My siblings and I, through our family's prominence in politics, learned to cherish this vital freedom from a young age. While in many cases exercising this freedom resulted in complications, including the risk of incarceration for my father and uncles, we never ceased to embrace it and fight for it. I have reared my daughters on this rich foundation of values, educating them about the constant threat under which this precious freedom resides. I also reared them to know that the fight for this freedom belongs to us all, and it begins with our individuality. To respect the opinions of others, regardless of how unlike our own they are, is to respect our own liberty of expression.
Having said all this -- what do we think about our daughter? Allow me to express with pride that my husband and I find ourselves extremely satisfied in how she shares her own experiences and thoughts. You think we should feel ashamed but we fail to find reason to do so. We raised a daughter who stands firmly on her beliefs and values despite strong opposition. There is no shame in that.
I wear your family name with pride because I love your mother and enjoy the union of our families, not because I think there is any tangible value in a surname. In my opinion, the value of a family is directly related to how much those within it admire and respect one another. Nevertheless, I shall sign this message with my maiden name, lest the words I express here injure your good traditions.
Immediately after sending it, my mother posted a YouTube clip of "I Am What I Am" from La Cage Aux Folles on my Facebook wall.
I don't cry very often, but I cried that evening. I'm fortunate to have a mother who believes in freedom above social norms, and a father who isn't afraid to disagree with his family. I have no words to express my gratitude for being loved as I am, and supported in what I do.
Many are not so lucky -- many go through life hiding their achievements, even their loves, because their families don't support their life choices. I didn't realize how important this acceptance was until this incident. We can do without this kind of acceptance, esteem and pride, but how strongly we can grow when we have these things.
Let this story serve as more than a cautionary tale about how far we still have to go as a society to accept sexuality and embrace the freedom of expression -- let it serve as a reminder that our love and support of others makes a difference. Let's be more open-minded, let's be more accepting. Let's try to see things from the perspectives of those we love before we form judgments.

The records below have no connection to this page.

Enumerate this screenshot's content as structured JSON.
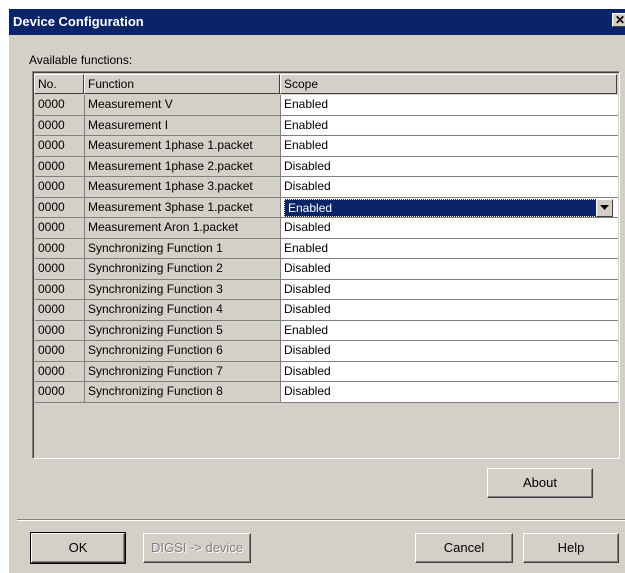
{
  "window": {
    "title": "Device Configuration",
    "close_glyph": "✕"
  },
  "list": {
    "label": "Available functions:",
    "columns": {
      "no": "No.",
      "function": "Function",
      "scope": "Scope"
    },
    "rows": [
      {
        "no": "0000",
        "function": "Measurement V",
        "scope": "Enabled"
      },
      {
        "no": "0000",
        "function": "Measurement I",
        "scope": "Enabled"
      },
      {
        "no": "0000",
        "function": "Measurement 1phase 1.packet",
        "scope": "Enabled"
      },
      {
        "no": "0000",
        "function": "Measurement 1phase 2.packet",
        "scope": "Disabled"
      },
      {
        "no": "0000",
        "function": "Measurement 1phase 3.packet",
        "scope": "Disabled"
      },
      {
        "no": "0000",
        "function": "Measurement 3phase 1.packet",
        "scope": "Enabled"
      },
      {
        "no": "0000",
        "function": "Measurement Aron 1.packet",
        "scope": "Disabled"
      },
      {
        "no": "0000",
        "function": "Synchronizing Function 1",
        "scope": "Enabled"
      },
      {
        "no": "0000",
        "function": "Synchronizing Function 2",
        "scope": "Disabled"
      },
      {
        "no": "0000",
        "function": "Synchronizing Function 3",
        "scope": "Disabled"
      },
      {
        "no": "0000",
        "function": "Synchronizing Function 4",
        "scope": "Disabled"
      },
      {
        "no": "0000",
        "function": "Synchronizing Function 5",
        "scope": "Enabled"
      },
      {
        "no": "0000",
        "function": "Synchronizing Function 6",
        "scope": "Disabled"
      },
      {
        "no": "0000",
        "function": "Synchronizing Function 7",
        "scope": "Disabled"
      },
      {
        "no": "0000",
        "function": "Synchronizing Function 8",
        "scope": "Disabled"
      }
    ],
    "selected_index": 5
  },
  "buttons": {
    "about": "About",
    "ok": "OK",
    "digsi": "DIGSI -> device",
    "cancel": "Cancel",
    "help": "Help"
  },
  "colors": {
    "title_bar": "#0a246a",
    "dialog_face": "#d4d0c8",
    "selection": "#0a246a"
  }
}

It makes all the difference in the world.
AV Flox is the editor of Sex and the 405 -- what your newspaper would look like if it had a sex section.